# EXERCISE BRIEF
Output each entry verbatim.

# INPUT
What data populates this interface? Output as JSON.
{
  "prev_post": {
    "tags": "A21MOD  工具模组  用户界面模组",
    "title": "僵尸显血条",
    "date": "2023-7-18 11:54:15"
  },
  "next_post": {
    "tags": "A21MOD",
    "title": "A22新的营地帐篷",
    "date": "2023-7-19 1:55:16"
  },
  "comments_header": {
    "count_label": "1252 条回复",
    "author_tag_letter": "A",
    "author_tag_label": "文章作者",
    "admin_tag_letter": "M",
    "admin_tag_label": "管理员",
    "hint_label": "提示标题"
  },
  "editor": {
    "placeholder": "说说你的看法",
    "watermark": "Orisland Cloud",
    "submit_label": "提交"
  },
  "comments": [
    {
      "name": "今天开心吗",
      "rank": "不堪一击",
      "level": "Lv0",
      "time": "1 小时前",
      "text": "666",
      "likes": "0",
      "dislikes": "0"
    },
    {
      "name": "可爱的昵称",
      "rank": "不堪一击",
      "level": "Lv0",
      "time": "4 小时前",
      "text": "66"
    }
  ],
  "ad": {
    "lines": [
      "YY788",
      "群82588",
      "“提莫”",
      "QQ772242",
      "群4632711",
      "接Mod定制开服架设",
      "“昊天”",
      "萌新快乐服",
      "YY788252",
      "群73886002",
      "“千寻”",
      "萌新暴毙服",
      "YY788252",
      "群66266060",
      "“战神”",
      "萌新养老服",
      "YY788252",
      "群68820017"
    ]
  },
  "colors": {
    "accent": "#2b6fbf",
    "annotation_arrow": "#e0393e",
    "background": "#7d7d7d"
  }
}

# ANSWER TO THE EXERCISE
What data populates this interface? Output as JSON.
{
  "prev_post": {
    "tags": "A21MOD  工具模组  用户界面模组",
    "title": "僵尸显血条",
    "date": "2023-7-18 11:54:15"
  },
  "next_post": {
    "tags": "A21MOD",
    "title": "A22新的营地帐篷",
    "date": "2023-7-19 1:55:16"
  },
  "comments_header": {
    "count_label": "1252 条回复",
    "author_tag_letter": "A",
    "author_tag_label": "文章作者",
    "admin_tag_letter": "M",
    "admin_tag_label": "管理员",
    "hint_label": "提示标题"
  },
  "editor": {
    "placeholder": "说说你的看法",
    "watermark": "Orisland Cloud",
    "submit_label": "提交"
  },
  "comments": [
    {
      "name": "今天开心吗",
      "rank": "不堪一击",
      "level": "Lv0",
      "time": "1 小时前",
      "text": "666",
      "likes": "0",
      "dislikes": "0"
    },
    {
      "name": "可爱的昵称",
      "rank": "不堪一击",
      "level": "Lv0",
      "time": "4 小时前",
      "text": "66"
    }
  ],
  "ad": {
    "lines": [
      "YY788",
      "群82588",
      "“提莫”",
      "QQ772242",
      "群4632711",
      "接Mod定制开服架设",
      "“昊天”",
      "萌新快乐服",
      "YY788252",
      "群73886002",
      "“千寻”",
      "萌新暴毙服",
      "YY788252",
      "群66266060",
      "“战神”",
      "萌新养老服",
      "YY788252",
      "群68820017"
    ]
  },
  "colors": {
    "accent": "#2b6fbf",
    "annotation_arrow": "#e0393e",
    "background": "#7d7d7d"
  }
}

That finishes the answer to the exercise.